Académie des technologies

Caroline Lauriac

  • Executive Assistant
  • Airbus
  • 30 years old
  • Sponsored by par Catherine Lambert

Why a career in tech?

To satisfy my curiosity! Quite simply because I like to understand how systems work, how products are designed and manufactured.

Your professional experience?

I did a scientific baccalaureate with an engineering sciences option(BacS-SI). I enjoyed the concrete side of the practical work. So I continued on a Physics & Technology Preparatory Class (PTSI-PT), for the concrete aspect that has always attracted me. Finally, I graduated from Arts & Métiers ParisTech in 2014, a generalist engineering school that combines theory and practice.

Your first experience with technology?

I started as a quality engineer on the Airbus A320 neo engine pylons, during their industrialization phase. This first experience allowed me to understand the basics of an aeronautical production line. Afterwards, I moved to support the assembly of the aircraft structure at ATR, before changing to the coordination out-of-sequence works.

What do you do today, and why?

After 6 years in aeronautical production support and following a first management experience, I am today Executive Assistant to a final assembly line executive manager. It's a 3-year development job where I can become aware of Airbus’major challenges, understand the mechanisms of high-level decision making, with a transverse vision of the activities.

Your strengths in this role?

I am organized, efficient, reliable with excellent synthesis skills. This is essential to anticipate, deal with confidential matters, and facilitate decision making.

Past challenges, failures and disappointments?

I was very well received in all the departments I worked in : Finding your place as a young woman engineer in production is not easy. It's a male-dominated environment and you have to prove twice as much as a man. On the other hand, it's challenging and motivating to be able to contribute to changing mentalities.

Best moments, successes you’re proud of?

I am proud to have managed a team of 20 technicians, from 3 different professions at 27 years old. It was a real challenge for me, especially during the COVID crisis with remote management.

People who helped, influenced -or made your life difficult?

Without hesitation, my twin sister ! Since we were little, there has been a positive emulation between us, we are challenging each other. She is also an engineer in the railway systems sector and she has always been a good advisor, even in professional situations.

Your hopes and future challenges?

In the future, I would like to give an international dimension to my career, still in aeronautics. I had the chance to do two six-month internships in engineering, in the USA and in Germany during my studies and I know that I could easily develop further there.

What do you do when you don’t work?

I love to travel and discover new cultures. It is extremely enriching. Also, I recharge my batteries by putting together puzzles! It is an activity that requires concentration and allows me to refocus. Finally, to let off steam and stay in shape, I also do Zumba

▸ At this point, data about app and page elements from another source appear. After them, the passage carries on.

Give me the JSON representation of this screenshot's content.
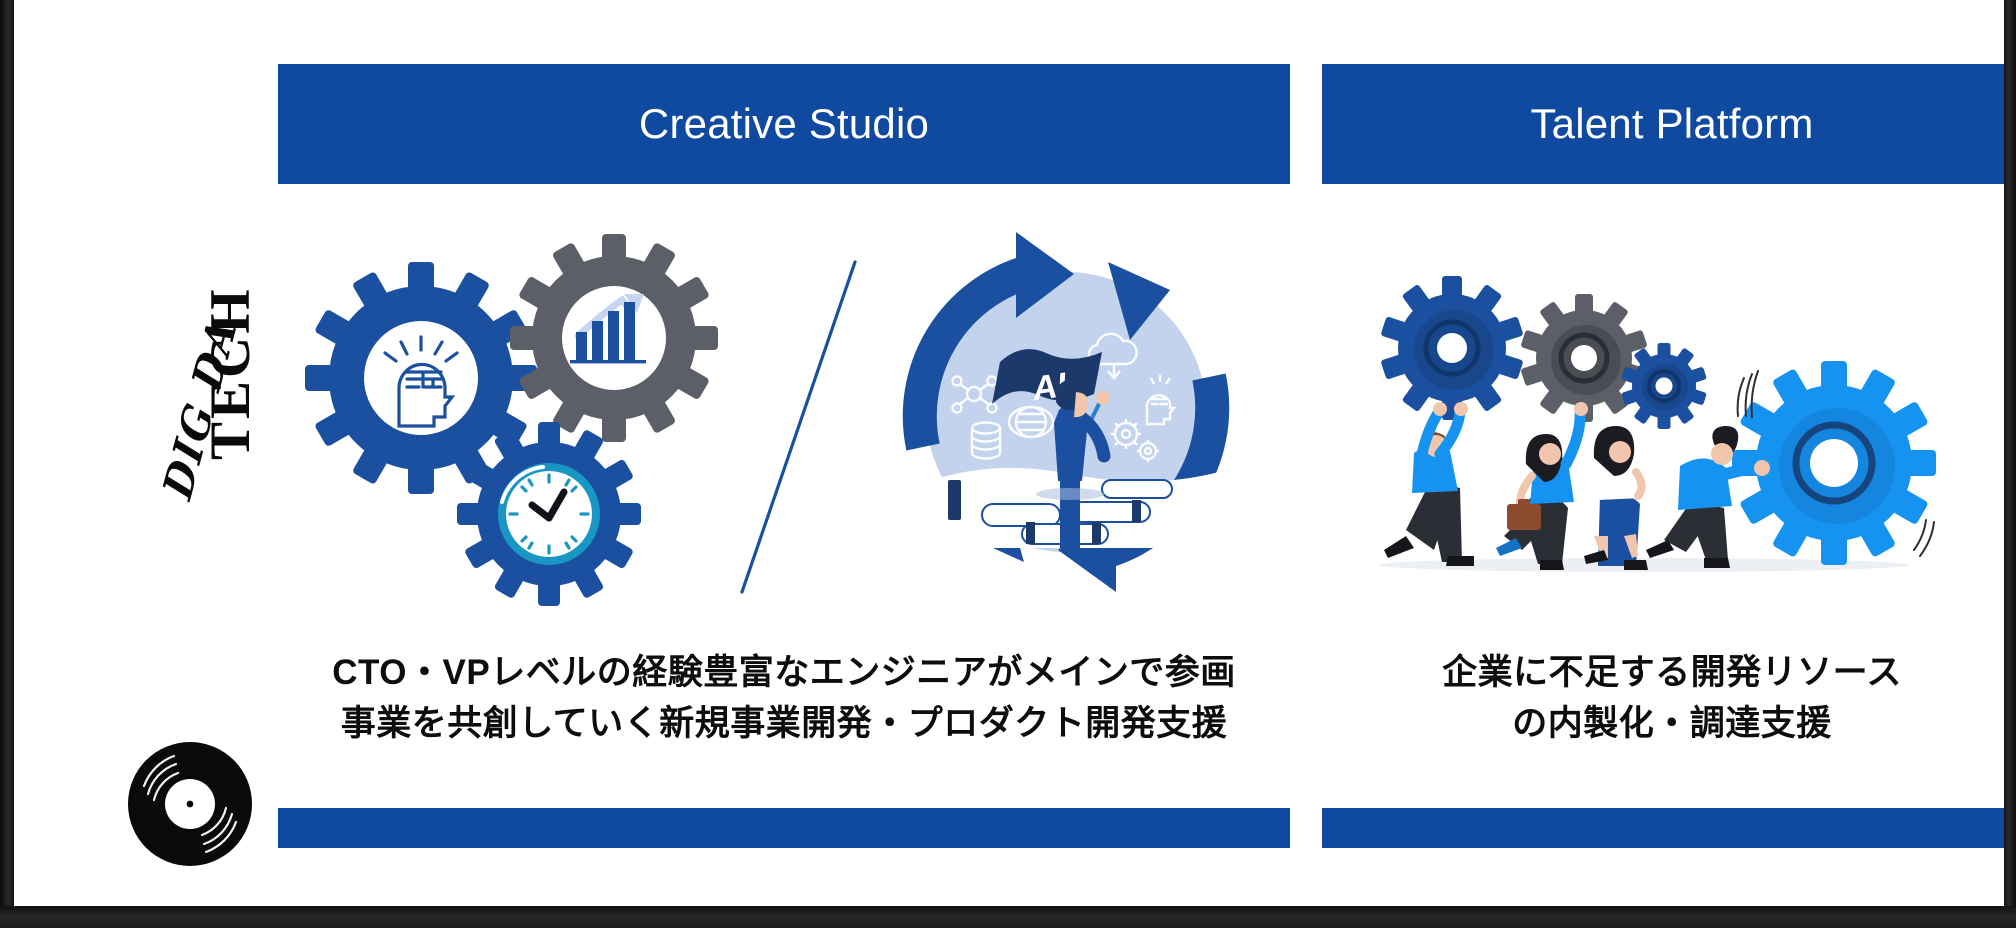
{
  "device": {
    "bezel_color": "#1a1a1a",
    "screen_background": "#ffffff"
  },
  "brand": {
    "accent_blue": "#0F49A0",
    "secondary_blue": "#1B4FA0",
    "bright_blue": "#1693F0",
    "gray": "#5C5F68",
    "logo_word_top": "TECH",
    "logo_word_bottom": "DIG DA",
    "logo_mark": "vinyl-record-icon"
  },
  "panels": [
    {
      "id": "creative-studio",
      "banner_title": "Creative Studio",
      "caption_lines": [
        "CTO・VPレベルの経験豊富なエンジニアがメインで参画",
        "事業を共創していく新規事業開発・プロダクト開発支援"
      ],
      "illustrations": [
        {
          "name": "three-gears-illustration",
          "elements": [
            "ai-brain-head-icon",
            "bar-chart-growth-icon",
            "clock-icon"
          ]
        },
        {
          "name": "ai-cycle-illustration",
          "flag_label": "AI",
          "elements": [
            "circular-arrows",
            "person-with-flag",
            "cloud-icon",
            "network-icon",
            "globe-icon",
            "database-icon",
            "brain-bulb-icon",
            "gears-icon"
          ]
        }
      ],
      "divider": "diagonal-slash"
    },
    {
      "id": "talent-platform",
      "banner_title": "Talent Platform",
      "caption_lines": [
        "企業に不足する開発リソース",
        "の内製化・調達支援"
      ],
      "illustrations": [
        {
          "name": "team-carrying-gears-illustration",
          "elements": [
            "gear-dark-blue",
            "gear-gray",
            "gear-small-blue",
            "gear-large-bright-blue",
            "person-running-man",
            "person-woman-briefcase",
            "person-woman-walking",
            "person-man-pushing"
          ]
        }
      ]
    }
  ]
}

Your heroes -from History or fiction?

The first woman in the world to obtain her pilot's license in 1910, Elise Deroche, known as Baroness de Laroche. She had the courage to make herself known and recognized in a male world.

A saying or proverb you like in particular?

“I never lose. I either win or I learn.” Nelson Mandel

A book to take with you on a desert island

If I were stranded on a desert island, I think I would take the dictionary with me. It can be read and read again without knowing the end. It would also be an endlesssource of learning and would satisfy my need to learn something new every day

A message to young female professionals?

Some pioneer women had the courage to lead the way in Tech. It's up to all of us to continue this path. Dare! The Tech world is waiting for you!

THE CHATELET
QUESTIONNAIRE

The questionnaire answered by the Women of Tech is a variant of the Proust questionnaire, named not because Marcel Proust got lost in the Paris metro, but in memory of Emilie du Chatelet, a woman of letters, mathematician and physicist, renowned for her translation of Newton's Principia Mathematica and the dissemination of Leibniz's physics work. She was a member of the Academy of Sciences of the Bologna Institute. Emilie du Chatelet led a free and fulfilled life during the era of the Enlightenment and published a speech on happiness.

Emilie Du Chatelet

Woman of letters, mathematician and physicist

1706 - 1749